Make the point that if we feel a student is at risk, teachers must pass information on and so we cannot promise to keep information confidential.Click through to East Oxford Hub website if time – they deal with many young people’s issues here.
Click through to the websites if time.Get Connected isn’t an advice line but will put you in touch with the right people if you don’t know who to speak to.
Click through to the websites if time.
Click through to the websites if time.
For continuum exercise
For contiuum exercise
To print onto A3 paper. Alternatively, students can draw it freehand.
PSHE ground rules: a quick

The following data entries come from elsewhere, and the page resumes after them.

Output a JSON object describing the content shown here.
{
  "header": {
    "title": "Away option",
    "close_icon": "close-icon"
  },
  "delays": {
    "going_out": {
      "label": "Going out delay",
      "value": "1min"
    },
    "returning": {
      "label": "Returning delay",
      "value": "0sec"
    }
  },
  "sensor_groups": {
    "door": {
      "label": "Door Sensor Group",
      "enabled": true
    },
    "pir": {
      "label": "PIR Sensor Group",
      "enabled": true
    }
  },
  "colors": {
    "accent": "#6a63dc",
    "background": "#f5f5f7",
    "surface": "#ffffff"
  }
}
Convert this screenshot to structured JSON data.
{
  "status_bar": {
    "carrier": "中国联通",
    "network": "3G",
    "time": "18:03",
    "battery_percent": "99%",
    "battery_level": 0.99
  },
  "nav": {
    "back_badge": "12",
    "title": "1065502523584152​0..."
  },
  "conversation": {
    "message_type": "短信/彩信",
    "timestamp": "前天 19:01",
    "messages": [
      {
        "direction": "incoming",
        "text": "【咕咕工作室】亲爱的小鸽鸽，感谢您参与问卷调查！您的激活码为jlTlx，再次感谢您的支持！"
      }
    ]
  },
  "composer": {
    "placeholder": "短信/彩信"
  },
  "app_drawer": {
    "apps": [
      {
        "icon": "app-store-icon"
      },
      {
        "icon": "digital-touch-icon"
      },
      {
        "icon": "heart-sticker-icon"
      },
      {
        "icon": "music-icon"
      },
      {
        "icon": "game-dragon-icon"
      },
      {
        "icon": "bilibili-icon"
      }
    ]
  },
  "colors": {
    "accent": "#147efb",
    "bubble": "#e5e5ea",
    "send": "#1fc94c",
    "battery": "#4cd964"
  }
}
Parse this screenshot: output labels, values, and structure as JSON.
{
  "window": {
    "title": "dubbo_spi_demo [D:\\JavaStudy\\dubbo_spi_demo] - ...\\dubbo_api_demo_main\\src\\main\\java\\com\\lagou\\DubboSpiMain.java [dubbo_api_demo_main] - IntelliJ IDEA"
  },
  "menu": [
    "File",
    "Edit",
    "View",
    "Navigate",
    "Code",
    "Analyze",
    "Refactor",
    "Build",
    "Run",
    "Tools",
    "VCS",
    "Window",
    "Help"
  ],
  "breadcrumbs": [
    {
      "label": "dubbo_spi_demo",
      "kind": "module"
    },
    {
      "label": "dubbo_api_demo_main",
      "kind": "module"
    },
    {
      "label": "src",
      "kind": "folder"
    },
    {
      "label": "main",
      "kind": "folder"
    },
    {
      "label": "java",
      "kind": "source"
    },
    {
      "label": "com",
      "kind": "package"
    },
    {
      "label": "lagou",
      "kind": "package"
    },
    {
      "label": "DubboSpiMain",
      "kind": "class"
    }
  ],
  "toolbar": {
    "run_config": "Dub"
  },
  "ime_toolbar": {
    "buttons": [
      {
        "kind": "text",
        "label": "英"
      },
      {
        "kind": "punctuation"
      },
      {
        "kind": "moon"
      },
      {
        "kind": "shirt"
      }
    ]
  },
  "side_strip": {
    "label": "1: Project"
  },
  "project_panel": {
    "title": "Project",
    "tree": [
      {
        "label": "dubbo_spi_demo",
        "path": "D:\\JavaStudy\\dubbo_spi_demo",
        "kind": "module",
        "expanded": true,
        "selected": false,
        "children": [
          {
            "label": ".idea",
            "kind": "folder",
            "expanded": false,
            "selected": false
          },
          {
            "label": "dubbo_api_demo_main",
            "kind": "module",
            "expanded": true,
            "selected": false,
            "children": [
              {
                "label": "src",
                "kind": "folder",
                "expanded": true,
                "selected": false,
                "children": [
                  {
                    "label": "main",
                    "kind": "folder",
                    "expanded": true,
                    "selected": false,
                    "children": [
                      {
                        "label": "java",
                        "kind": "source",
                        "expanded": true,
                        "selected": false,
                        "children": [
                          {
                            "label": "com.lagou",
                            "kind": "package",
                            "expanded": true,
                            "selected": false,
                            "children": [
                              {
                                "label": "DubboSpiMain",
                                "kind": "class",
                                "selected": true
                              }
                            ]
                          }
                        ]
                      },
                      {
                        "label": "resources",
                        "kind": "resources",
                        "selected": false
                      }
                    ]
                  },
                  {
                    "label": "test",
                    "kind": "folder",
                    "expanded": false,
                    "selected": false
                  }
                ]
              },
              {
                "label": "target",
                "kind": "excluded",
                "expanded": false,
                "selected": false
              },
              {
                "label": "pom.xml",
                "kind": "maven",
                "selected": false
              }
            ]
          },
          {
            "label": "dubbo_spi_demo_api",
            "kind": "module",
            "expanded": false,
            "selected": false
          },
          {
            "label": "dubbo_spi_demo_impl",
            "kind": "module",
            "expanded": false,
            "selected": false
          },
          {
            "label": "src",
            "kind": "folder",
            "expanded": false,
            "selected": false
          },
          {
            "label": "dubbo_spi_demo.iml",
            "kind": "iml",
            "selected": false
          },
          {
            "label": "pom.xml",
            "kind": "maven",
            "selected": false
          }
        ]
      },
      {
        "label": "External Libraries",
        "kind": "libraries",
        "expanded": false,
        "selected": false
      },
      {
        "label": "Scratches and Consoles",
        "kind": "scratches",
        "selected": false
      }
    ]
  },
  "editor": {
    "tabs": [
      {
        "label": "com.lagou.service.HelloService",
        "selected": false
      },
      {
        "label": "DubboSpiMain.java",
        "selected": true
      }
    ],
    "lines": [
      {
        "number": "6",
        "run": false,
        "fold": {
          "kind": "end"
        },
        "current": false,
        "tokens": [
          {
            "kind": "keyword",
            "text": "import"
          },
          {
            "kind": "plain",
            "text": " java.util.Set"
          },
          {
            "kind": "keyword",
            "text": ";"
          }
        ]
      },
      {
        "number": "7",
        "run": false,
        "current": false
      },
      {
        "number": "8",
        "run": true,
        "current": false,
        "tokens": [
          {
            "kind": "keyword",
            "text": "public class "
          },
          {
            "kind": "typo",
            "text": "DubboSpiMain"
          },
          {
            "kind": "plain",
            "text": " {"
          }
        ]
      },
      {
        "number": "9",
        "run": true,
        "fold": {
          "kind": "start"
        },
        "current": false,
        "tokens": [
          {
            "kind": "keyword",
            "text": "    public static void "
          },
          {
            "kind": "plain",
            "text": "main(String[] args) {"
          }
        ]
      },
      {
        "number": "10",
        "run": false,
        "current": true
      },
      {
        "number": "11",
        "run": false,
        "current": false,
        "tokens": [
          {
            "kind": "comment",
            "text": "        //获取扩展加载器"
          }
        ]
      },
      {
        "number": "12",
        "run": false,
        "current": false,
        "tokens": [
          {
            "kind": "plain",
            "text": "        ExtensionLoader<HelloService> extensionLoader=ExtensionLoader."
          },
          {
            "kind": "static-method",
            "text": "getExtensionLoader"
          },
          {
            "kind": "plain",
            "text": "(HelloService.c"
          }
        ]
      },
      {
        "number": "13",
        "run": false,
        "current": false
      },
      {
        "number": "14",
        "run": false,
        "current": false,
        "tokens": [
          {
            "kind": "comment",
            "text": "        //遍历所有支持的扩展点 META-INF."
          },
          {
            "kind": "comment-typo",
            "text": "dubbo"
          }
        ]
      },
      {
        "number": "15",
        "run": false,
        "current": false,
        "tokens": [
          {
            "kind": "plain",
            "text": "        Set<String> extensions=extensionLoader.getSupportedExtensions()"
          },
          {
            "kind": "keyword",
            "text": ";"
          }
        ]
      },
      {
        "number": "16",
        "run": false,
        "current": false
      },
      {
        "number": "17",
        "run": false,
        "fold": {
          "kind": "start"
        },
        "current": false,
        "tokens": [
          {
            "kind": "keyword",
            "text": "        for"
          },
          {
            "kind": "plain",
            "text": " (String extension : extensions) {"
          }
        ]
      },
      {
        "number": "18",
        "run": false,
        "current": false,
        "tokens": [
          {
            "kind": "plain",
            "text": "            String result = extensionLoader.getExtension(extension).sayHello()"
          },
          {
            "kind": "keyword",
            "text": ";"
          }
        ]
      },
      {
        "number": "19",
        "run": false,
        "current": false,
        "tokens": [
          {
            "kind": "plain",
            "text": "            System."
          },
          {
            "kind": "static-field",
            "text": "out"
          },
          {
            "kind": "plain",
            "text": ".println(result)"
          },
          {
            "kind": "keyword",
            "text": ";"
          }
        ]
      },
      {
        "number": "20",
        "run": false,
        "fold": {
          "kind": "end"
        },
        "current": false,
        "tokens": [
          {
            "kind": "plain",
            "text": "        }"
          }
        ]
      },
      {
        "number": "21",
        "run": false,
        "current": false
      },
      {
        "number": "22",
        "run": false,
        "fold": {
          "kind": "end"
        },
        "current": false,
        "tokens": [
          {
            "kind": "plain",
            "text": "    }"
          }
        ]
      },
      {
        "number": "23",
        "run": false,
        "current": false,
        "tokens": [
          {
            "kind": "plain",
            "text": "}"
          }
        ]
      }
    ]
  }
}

• Understand everyone has the right to a different
option – listen with tolerance and respect.
• Put up your hand if you wish to make a comment –
await your turn.
• Keep questions and comments general, not
• Use the correct, appropriate vocabulary (CHECK if
you are unsure)
• Ask questions if you don’t know: and UNDERSTAND
that not everyone knows everything!
• What’s said in the room, stays in the room.
Year 10 PSHE
Summer Term 2013
By the end of this lesson we will…
… know what ‘risky behaviour’ is and how
to reduce the risk to our personal safety.
…understand we are responsible for
ourselves and how to seek support.
With your neighbour:
1. Come up with your own definition of what
we mean by:
2. Write a list of things that may be considered
In Italian, ‘rischio’ means danger!
The dictionary defines risk as ‘a
situation involving exposure to
What is on your list of ‘risky things’?
How risky is …?
Move to a place on the line to show how
risky you think the following activities are:
HIGH RISK LOW RISK
• Riding a bike whilst wearing a cycling helmet.
• Riding a bike NOT wearing a helmet.
• Rock climbing.
• Smoking a cigarette.
• Going on a roller-coaster.
• Walking home alone in the dark.
• Smoking cannabis.
• Hanging around the centre of Oxford on Saturday night.
• Drinking alcohol at a party.
• Having unprotected sex .
• Trying a tablet someone gives you at a party – they
say it is Ecstasy.
• Injecting heroin.
• Chatting online to someone you do not know in real-life.
How risky is …?
How do risks make me feel?
What thoughts and
feelings might someone
have they were feeling
SAFE or UNSAFE?
Add your ideas to the
Who influences me?
• THINK: on your own for 1 minute (no talking)
• PAIR: share your ideas with your partner and
create a list - consider whether these influences
are positive or negative.
• SHARE: be ready to feedback your ideas to
the rest of the class. Add any to your list that you
A helping hand
We all need
to ask for
But it is our responsibility to ask to help – and to use the advice we are given.
Draw around your hand
1. If you felt unsafe at school, who
would you ask for help?
2. If something happened out of
school, who would you speak to?
3. If you were concerned about your
health, who would you confide in?
4. If you were having problems at
home or with a family member,
who would you contact?
5. If you were worried about a
relationship, who would you turn
6. Imagine you couldn’t contact any of
the people above. Who would you
contact for help? (UP YOUR SLEEVE)
You need 6 different names (1 for
each finger, 1 up your sleeve)
Who else can help?
• Your tutor / Head of College / College Assistant / a
teacher you trust
• The school counsellor – Debbie Chappell (next to Ms
• The school nurse – Mondays in CHAT or by appointment
• Jason Davis – our careers advisor
• Your GP
• The Alec Turnbull Centre (Contraception and Sexual Health
Clinic) – next to Temple Cowley centre
• East Oxford Hub: Union St Centre / Barton / Gloucester
Green. (Includes Young Addiction for drug/alcohol